*Data for the task*.

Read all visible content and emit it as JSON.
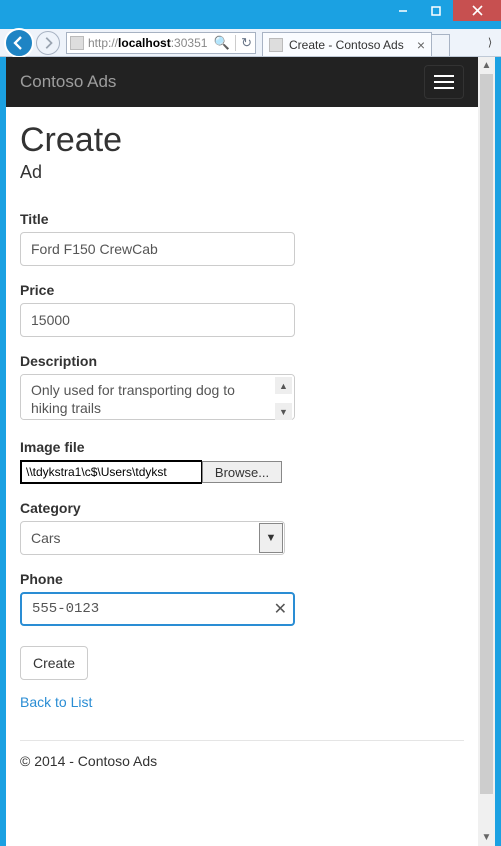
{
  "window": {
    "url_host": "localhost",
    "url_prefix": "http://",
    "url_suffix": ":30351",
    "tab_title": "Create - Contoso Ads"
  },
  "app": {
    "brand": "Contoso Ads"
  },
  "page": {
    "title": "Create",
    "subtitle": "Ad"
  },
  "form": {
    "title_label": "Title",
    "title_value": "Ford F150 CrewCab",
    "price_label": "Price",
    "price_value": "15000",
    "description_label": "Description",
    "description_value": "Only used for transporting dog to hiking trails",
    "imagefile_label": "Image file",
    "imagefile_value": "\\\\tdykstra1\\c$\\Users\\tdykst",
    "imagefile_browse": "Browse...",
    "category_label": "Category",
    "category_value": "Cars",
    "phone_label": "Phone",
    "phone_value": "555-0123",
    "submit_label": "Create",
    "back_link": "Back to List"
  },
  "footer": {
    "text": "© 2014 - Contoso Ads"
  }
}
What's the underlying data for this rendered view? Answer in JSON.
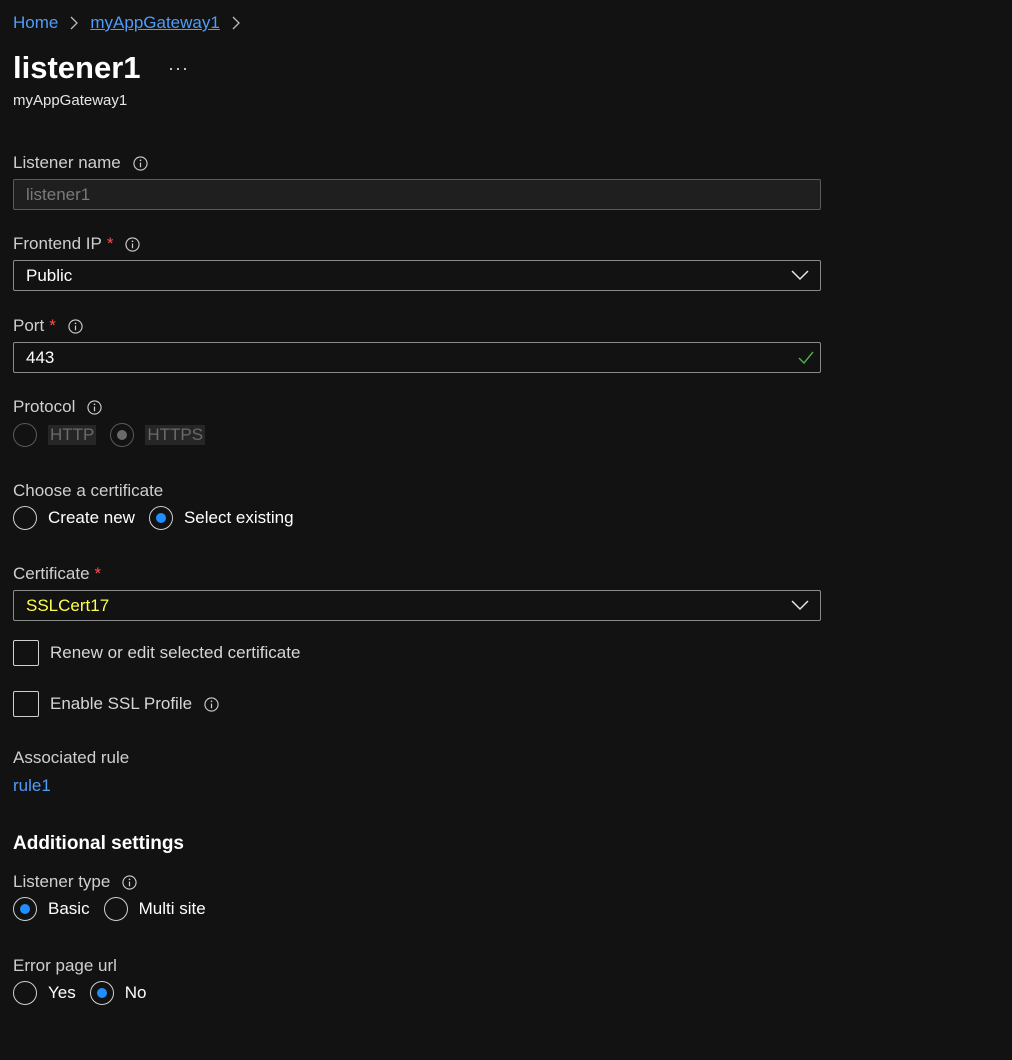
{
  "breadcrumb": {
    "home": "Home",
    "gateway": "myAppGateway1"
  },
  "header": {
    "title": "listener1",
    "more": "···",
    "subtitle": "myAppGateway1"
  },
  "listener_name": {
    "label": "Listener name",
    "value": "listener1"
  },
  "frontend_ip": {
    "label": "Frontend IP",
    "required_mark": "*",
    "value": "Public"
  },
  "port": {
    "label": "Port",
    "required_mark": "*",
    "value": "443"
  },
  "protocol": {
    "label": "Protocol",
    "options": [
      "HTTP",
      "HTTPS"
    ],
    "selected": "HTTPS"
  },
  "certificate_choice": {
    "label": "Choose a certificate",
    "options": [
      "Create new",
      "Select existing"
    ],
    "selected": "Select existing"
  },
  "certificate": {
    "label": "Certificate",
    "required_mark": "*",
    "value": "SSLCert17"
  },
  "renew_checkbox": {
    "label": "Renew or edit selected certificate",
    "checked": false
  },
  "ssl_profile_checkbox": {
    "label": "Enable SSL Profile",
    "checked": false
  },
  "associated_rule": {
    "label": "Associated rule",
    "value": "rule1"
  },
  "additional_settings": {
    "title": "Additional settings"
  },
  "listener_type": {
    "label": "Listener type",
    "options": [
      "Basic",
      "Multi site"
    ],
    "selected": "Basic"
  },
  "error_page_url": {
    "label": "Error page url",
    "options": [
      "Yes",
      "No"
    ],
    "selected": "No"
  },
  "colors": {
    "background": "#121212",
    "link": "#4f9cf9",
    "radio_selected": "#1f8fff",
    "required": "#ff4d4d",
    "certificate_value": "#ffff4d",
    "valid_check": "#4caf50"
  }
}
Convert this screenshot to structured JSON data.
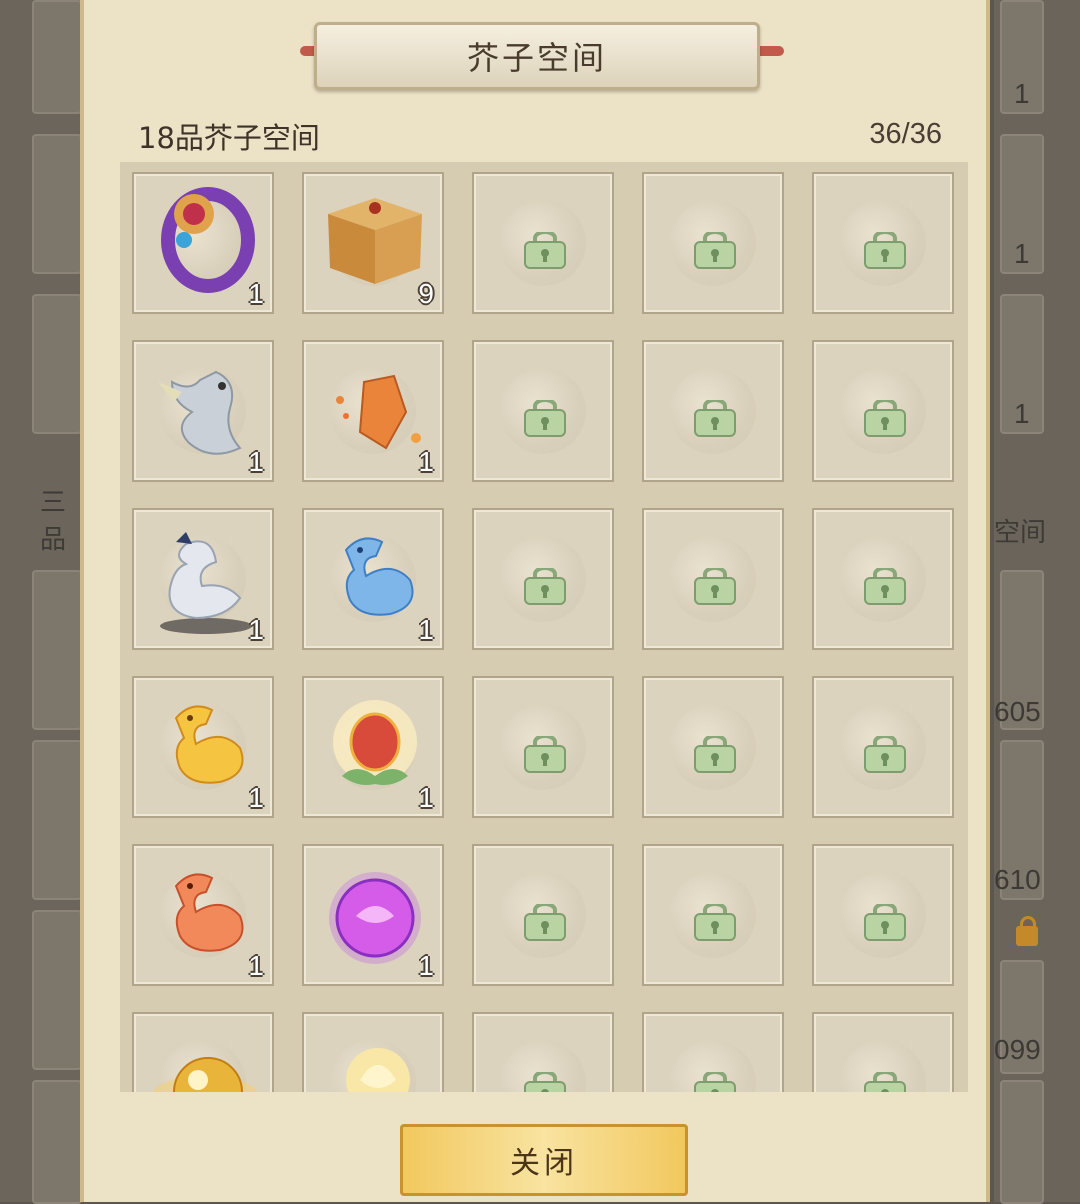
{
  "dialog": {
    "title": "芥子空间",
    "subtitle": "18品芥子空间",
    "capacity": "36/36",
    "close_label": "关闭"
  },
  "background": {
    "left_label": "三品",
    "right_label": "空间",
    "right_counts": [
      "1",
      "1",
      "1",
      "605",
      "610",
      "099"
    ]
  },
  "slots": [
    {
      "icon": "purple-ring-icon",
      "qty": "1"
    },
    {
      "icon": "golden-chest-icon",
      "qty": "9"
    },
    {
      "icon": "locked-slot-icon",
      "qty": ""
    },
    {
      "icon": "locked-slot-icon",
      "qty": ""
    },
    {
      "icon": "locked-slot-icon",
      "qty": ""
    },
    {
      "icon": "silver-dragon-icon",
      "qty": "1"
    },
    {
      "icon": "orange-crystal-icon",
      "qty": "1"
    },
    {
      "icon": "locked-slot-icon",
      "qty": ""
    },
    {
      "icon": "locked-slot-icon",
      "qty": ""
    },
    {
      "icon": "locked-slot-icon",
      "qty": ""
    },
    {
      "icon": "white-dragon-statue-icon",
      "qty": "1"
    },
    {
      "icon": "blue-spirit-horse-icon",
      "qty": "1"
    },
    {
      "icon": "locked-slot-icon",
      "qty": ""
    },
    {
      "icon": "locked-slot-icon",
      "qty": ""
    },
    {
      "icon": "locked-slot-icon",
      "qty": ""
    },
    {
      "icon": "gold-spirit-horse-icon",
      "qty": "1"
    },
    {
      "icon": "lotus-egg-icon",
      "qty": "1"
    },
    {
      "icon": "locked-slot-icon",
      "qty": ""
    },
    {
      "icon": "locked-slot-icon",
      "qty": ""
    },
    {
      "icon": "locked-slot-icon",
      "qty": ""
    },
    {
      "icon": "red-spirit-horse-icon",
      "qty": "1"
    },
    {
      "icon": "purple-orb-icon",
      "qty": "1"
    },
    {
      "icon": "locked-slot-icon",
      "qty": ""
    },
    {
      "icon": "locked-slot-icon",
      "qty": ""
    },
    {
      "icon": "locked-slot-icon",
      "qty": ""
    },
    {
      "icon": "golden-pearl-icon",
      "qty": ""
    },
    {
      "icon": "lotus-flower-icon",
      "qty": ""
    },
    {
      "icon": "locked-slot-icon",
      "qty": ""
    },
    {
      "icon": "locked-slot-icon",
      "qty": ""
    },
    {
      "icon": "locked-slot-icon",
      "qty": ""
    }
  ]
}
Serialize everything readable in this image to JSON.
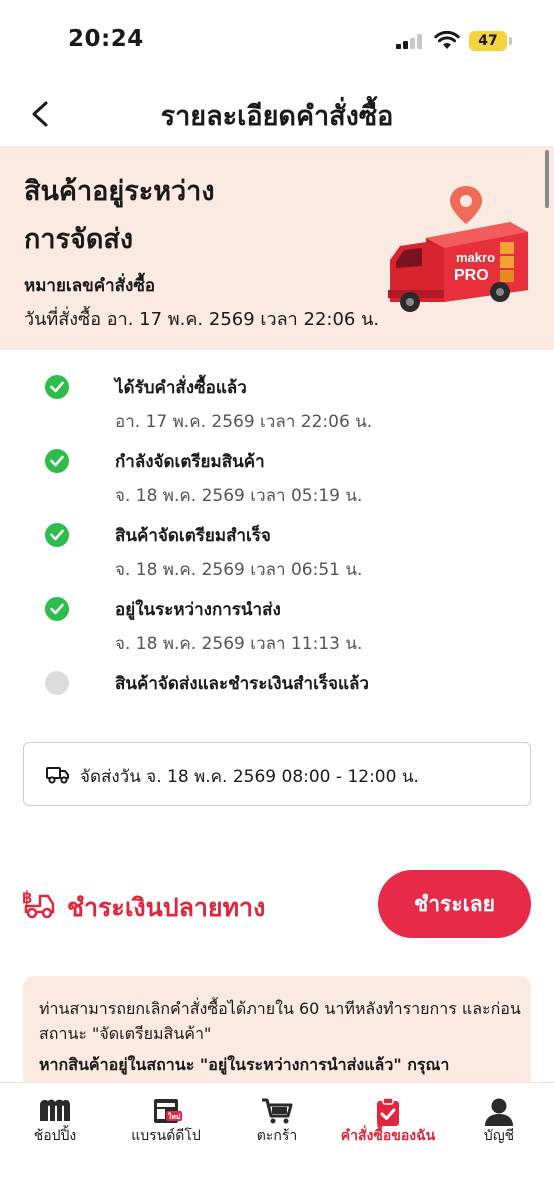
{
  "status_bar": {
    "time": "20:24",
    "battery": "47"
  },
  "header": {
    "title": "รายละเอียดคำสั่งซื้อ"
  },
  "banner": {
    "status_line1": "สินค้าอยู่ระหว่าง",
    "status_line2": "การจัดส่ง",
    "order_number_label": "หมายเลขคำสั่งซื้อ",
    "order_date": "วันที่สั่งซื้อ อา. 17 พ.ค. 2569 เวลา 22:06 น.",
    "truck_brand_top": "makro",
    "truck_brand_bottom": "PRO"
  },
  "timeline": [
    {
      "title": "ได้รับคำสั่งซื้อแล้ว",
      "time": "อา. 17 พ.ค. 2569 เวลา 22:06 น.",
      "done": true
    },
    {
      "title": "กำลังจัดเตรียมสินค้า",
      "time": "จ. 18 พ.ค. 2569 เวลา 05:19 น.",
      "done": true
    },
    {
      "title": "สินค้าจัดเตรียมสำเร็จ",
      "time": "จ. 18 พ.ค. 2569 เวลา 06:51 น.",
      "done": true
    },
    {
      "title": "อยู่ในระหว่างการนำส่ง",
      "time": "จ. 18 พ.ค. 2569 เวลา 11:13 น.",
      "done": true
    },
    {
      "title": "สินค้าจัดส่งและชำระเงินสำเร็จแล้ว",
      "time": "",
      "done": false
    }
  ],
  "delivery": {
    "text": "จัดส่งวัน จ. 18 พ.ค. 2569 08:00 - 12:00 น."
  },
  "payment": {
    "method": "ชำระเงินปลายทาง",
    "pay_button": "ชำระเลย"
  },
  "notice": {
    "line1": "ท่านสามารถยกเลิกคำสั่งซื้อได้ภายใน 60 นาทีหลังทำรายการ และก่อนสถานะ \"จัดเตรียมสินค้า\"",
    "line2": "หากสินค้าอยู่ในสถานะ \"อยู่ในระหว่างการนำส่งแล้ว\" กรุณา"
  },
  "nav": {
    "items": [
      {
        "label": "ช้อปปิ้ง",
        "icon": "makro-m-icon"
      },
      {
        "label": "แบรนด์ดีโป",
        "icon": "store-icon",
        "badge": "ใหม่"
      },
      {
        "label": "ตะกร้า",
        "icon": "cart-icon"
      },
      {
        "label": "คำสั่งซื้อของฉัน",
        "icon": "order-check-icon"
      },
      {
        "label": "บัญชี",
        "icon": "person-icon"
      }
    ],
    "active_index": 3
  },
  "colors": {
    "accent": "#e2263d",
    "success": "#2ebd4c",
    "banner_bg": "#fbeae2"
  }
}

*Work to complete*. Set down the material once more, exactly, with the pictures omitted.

*Finished exercise*.
Read all visible content and emit it as JSON.
{
  "window": {
    "url_host": "localhost",
    "url_prefix": "http://",
    "url_suffix": ":30351",
    "tab_title": "Create - Contoso Ads"
  },
  "app": {
    "brand": "Contoso Ads"
  },
  "page": {
    "title": "Create",
    "subtitle": "Ad"
  },
  "form": {
    "title_label": "Title",
    "title_value": "Ford F150 CrewCab",
    "price_label": "Price",
    "price_value": "15000",
    "description_label": "Description",
    "description_value": "Only used for transporting dog to hiking trails",
    "imagefile_label": "Image file",
    "imagefile_value": "\\\\tdykstra1\\c$\\Users\\tdykst",
    "imagefile_browse": "Browse...",
    "category_label": "Category",
    "category_value": "Cars",
    "phone_label": "Phone",
    "phone_value": "555-0123",
    "submit_label": "Create",
    "back_link": "Back to List"
  },
  "footer": {
    "text": "© 2014 - Contoso Ads"
  }
}
What's the underlying data for this rendered view? Answer in JSON.
{
  "breadcrumb": {
    "home": "Home",
    "gateway": "myAppGateway1"
  },
  "header": {
    "title": "listener1",
    "more": "···",
    "subtitle": "myAppGateway1"
  },
  "listener_name": {
    "label": "Listener name",
    "value": "listener1"
  },
  "frontend_ip": {
    "label": "Frontend IP",
    "required_mark": "*",
    "value": "Public"
  },
  "port": {
    "label": "Port",
    "required_mark": "*",
    "value": "443"
  },
  "protocol": {
    "label": "Protocol",
    "options": [
      "HTTP",
      "HTTPS"
    ],
    "selected": "HTTPS"
  },
  "certificate_choice": {
    "label": "Choose a certificate",
    "options": [
      "Create new",
      "Select existing"
    ],
    "selected": "Select existing"
  },
  "certificate": {
    "label": "Certificate",
    "required_mark": "*",
    "value": "SSLCert17"
  },
  "renew_checkbox": {
    "label": "Renew or edit selected certificate",
    "checked": false
  },
  "ssl_profile_checkbox": {
    "label": "Enable SSL Profile",
    "checked": false
  },
  "associated_rule": {
    "label": "Associated rule",
    "value": "rule1"
  },
  "additional_settings": {
    "title": "Additional settings"
  },
  "listener_type": {
    "label": "Listener type",
    "options": [
      "Basic",
      "Multi site"
    ],
    "selected": "Basic"
  },
  "error_page_url": {
    "label": "Error page url",
    "options": [
      "Yes",
      "No"
    ],
    "selected": "No"
  },
  "colors": {
    "background": "#121212",
    "link": "#4f9cf9",
    "radio_selected": "#1f8fff",
    "required": "#ff4d4d",
    "certificate_value": "#ffff4d",
    "valid_check": "#4caf50"
  }
}
Convert this screenshot to structured JSON data.
{
  "dialog": {
    "title": "芥子空间",
    "subtitle": "18品芥子空间",
    "capacity": "36/36",
    "close_label": "关闭"
  },
  "background": {
    "left_label": "三品",
    "right_label": "空间",
    "right_counts": [
      "1",
      "1",
      "1",
      "605",
      "610",
      "099"
    ]
  },
  "slots": [
    {
      "icon": "purple-ring-icon",
      "qty": "1"
    },
    {
      "icon": "golden-chest-icon",
      "qty": "9"
    },
    {
      "icon": "locked-slot-icon",
      "qty": ""
    },
    {
      "icon": "locked-slot-icon",
      "qty": ""
    },
    {
      "icon": "locked-slot-icon",
      "qty": ""
    },
    {
      "icon": "silver-dragon-icon",
      "qty": "1"
    },
    {
      "icon": "orange-crystal-icon",
      "qty": "1"
    },
    {
      "icon": "locked-slot-icon",
      "qty": ""
    },
    {
      "icon": "locked-slot-icon",
      "qty": ""
    },
    {
      "icon": "locked-slot-icon",
      "qty": ""
    },
    {
      "icon": "white-dragon-statue-icon",
      "qty": "1"
    },
    {
      "icon": "blue-spirit-horse-icon",
      "qty": "1"
    },
    {
      "icon": "locked-slot-icon",
      "qty": ""
    },
    {
      "icon": "locked-slot-icon",
      "qty": ""
    },
    {
      "icon": "locked-slot-icon",
      "qty": ""
    },
    {
      "icon": "gold-spirit-horse-icon",
      "qty": "1"
    },
    {
      "icon": "lotus-egg-icon",
      "qty": "1"
    },
    {
      "icon": "locked-slot-icon",
      "qty": ""
    },
    {
      "icon": "locked-slot-icon",
      "qty": ""
    },
    {
      "icon": "locked-slot-icon",
      "qty": ""
    },
    {
      "icon": "red-spirit-horse-icon",
      "qty": "1"
    },
    {
      "icon": "purple-orb-icon",
      "qty": "1"
    },
    {
      "icon": "locked-slot-icon",
      "qty": ""
    },
    {
      "icon": "locked-slot-icon",
      "qty": ""
    },
    {
      "icon": "locked-slot-icon",
      "qty": ""
    },
    {
      "icon": "golden-pearl-icon",
      "qty": ""
    },
    {
      "icon": "lotus-flower-icon",
      "qty": ""
    },
    {
      "icon": "locked-slot-icon",
      "qty": ""
    },
    {
      "icon": "locked-slot-icon",
      "qty": ""
    },
    {
      "icon": "locked-slot-icon",
      "qty": ""
    }
  ]
}
Serialize everything readable in this image to JSON.
{
  "status_bar": {
    "time": "20:24",
    "battery": "47"
  },
  "header": {
    "title": "รายละเอียดคำสั่งซื้อ"
  },
  "banner": {
    "status_line1": "สินค้าอยู่ระหว่าง",
    "status_line2": "การจัดส่ง",
    "order_number_label": "หมายเลขคำสั่งซื้อ",
    "order_date": "วันที่สั่งซื้อ อา. 17 พ.ค. 2569 เวลา 22:06 น.",
    "truck_brand_top": "makro",
    "truck_brand_bottom": "PRO"
  },
  "timeline": [
    {
      "title": "ได้รับคำสั่งซื้อแล้ว",
      "time": "อา. 17 พ.ค. 2569 เวลา 22:06 น.",
      "done": true
    },
    {
      "title": "กำลังจัดเตรียมสินค้า",
      "time": "จ. 18 พ.ค. 2569 เวลา 05:19 น.",
      "done": true
    },
    {
      "title": "สินค้าจัดเตรียมสำเร็จ",
      "time": "จ. 18 พ.ค. 2569 เวลา 06:51 น.",
      "done": true
    },
    {
      "title": "อยู่ในระหว่างการนำส่ง",
      "time": "จ. 18 พ.ค. 2569 เวลา 11:13 น.",
      "done": true
    },
    {
      "title": "สินค้าจัดส่งและชำระเงินสำเร็จแล้ว",
      "time": "",
      "done": false
    }
  ],
  "delivery": {
    "text": "จัดส่งวัน จ. 18 พ.ค. 2569 08:00 - 12:00 น."
  },
  "payment": {
    "method": "ชำระเงินปลายทาง",
    "pay_button": "ชำระเลย"
  },
  "notice": {
    "line1": "ท่านสามารถยกเลิกคำสั่งซื้อได้ภายใน 60 นาทีหลังทำรายการ และก่อนสถานะ \"จัดเตรียมสินค้า\"",
    "line2": "หากสินค้าอยู่ในสถานะ \"อยู่ในระหว่างการนำส่งแล้ว\" กรุณา"
  },
  "nav": {
    "items": [
      {
        "label": "ช้อปปิ้ง",
        "icon": "makro-m-icon"
      },
      {
        "label": "แบรนด์ดีโป",
        "icon": "store-icon",
        "badge": "ใหม่"
      },
      {
        "label": "ตะกร้า",
        "icon": "cart-icon"
      },
      {
        "label": "คำสั่งซื้อของฉัน",
        "icon": "order-check-icon"
      },
      {
        "label": "บัญชี",
        "icon": "person-icon"
      }
    ],
    "active_index": 3
  },
  "colors": {
    "accent": "#e2263d",
    "success": "#2ebd4c",
    "banner_bg": "#fbeae2"
  }
}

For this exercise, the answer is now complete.